Media reports suggest that the Toys ‘R’ Us U.K. subsidiary is likely to go into administration very soon, either today or tomorrow. Despite reaching an agreement with creditors in December to allow it to stay open, the insolvent toy giant has failed to find a buyer. It no longer has any support from its bankrupt U.S. parent company. It has no funds to pay a delinquent tax bill with an effective deadline of March 1. The retailer is currently conducting store-closing sales in a fraction of its stores. With no source of cash, administration is its only option.
The likely outcome of administration is that all Toys ‘R’ Us stores in the U.K. will close by June. All inventory will be sold off, most of it to the public at going-out-of-business sales. Shelves at Toys ‘R’ Us stores in the U.K. are said to be as bare as those I have seen in the U.S., so there is not a mountain of toys to liquidate. Proceeds from the liquidation will pay the tax bill in full, but there will be little left over for pension funds, bondholders, and other creditors. Some 3,000 jobs will be lost.

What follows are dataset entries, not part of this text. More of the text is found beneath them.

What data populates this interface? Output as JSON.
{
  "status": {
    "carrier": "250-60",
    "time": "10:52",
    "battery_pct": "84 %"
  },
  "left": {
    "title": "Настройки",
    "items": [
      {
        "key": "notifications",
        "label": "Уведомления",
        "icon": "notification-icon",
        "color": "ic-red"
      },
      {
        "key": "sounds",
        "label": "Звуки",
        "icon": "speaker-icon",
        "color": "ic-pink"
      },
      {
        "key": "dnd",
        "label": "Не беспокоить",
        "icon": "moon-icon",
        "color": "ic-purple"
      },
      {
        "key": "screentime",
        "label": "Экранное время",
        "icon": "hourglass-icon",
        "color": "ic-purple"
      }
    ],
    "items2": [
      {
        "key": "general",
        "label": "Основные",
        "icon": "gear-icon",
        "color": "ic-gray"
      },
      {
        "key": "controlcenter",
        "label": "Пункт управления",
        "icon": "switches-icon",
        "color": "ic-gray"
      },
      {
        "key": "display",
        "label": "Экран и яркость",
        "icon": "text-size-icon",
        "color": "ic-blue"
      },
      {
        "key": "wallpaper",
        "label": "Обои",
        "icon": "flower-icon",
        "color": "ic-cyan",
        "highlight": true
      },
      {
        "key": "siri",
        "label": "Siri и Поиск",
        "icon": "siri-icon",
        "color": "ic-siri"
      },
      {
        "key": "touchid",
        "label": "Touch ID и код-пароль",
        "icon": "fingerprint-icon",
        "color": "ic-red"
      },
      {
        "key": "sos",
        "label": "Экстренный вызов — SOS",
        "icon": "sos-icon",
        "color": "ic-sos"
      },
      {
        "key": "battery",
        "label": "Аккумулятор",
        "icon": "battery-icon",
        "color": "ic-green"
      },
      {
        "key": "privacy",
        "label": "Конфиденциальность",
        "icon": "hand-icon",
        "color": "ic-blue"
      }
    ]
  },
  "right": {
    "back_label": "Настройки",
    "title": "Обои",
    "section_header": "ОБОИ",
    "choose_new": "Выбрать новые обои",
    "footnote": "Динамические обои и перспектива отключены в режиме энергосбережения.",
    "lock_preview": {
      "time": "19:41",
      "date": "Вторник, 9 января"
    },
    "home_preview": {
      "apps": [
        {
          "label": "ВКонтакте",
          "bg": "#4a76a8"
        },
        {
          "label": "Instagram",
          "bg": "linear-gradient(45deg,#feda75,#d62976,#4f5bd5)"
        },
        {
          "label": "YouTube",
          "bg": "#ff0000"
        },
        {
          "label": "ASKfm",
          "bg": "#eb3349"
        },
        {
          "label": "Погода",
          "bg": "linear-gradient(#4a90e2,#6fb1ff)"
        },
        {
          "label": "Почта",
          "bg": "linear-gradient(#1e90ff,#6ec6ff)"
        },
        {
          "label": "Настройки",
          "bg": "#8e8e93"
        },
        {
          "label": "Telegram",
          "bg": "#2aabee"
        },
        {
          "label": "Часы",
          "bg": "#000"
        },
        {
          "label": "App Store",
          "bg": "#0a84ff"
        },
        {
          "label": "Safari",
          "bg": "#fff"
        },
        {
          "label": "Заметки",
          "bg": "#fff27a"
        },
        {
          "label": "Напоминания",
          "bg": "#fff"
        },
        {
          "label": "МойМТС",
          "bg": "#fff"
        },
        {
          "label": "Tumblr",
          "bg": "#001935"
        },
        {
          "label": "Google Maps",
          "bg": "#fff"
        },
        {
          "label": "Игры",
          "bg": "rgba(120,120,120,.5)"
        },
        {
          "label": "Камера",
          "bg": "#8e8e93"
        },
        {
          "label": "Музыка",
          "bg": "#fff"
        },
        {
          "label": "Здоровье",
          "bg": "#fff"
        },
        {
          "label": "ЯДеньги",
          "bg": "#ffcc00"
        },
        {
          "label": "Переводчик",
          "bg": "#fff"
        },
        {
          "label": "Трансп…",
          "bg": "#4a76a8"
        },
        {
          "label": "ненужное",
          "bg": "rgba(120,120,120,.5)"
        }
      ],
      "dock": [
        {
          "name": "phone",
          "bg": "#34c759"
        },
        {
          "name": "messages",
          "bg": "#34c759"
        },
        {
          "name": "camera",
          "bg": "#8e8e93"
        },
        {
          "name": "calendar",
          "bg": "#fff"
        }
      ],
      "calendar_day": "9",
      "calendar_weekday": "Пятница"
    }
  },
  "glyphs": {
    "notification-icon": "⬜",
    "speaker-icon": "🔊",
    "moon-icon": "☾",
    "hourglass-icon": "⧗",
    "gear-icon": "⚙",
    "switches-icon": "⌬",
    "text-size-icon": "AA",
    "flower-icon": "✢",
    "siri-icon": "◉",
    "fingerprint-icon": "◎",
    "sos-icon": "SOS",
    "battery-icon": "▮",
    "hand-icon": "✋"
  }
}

The prospect of liquidation of the U.K. subsidiary casts more doubt on the parent company which operates Toys ‘R’ Us and Kids ‘R’ Us stores in the U.S. The U.S. company is in the process of closing 20 percent of its stores in bankruptcy, similar to the U.K. store closings. It faces most of the same challenges seen in the U.K. It has given no hint of a business plan that would allow it to emerge from bankruptcy, and time will run out on that process in a matter of weeks, so that a liquidation appears increasingly likely for Toys ‘R’ Us in the U.S.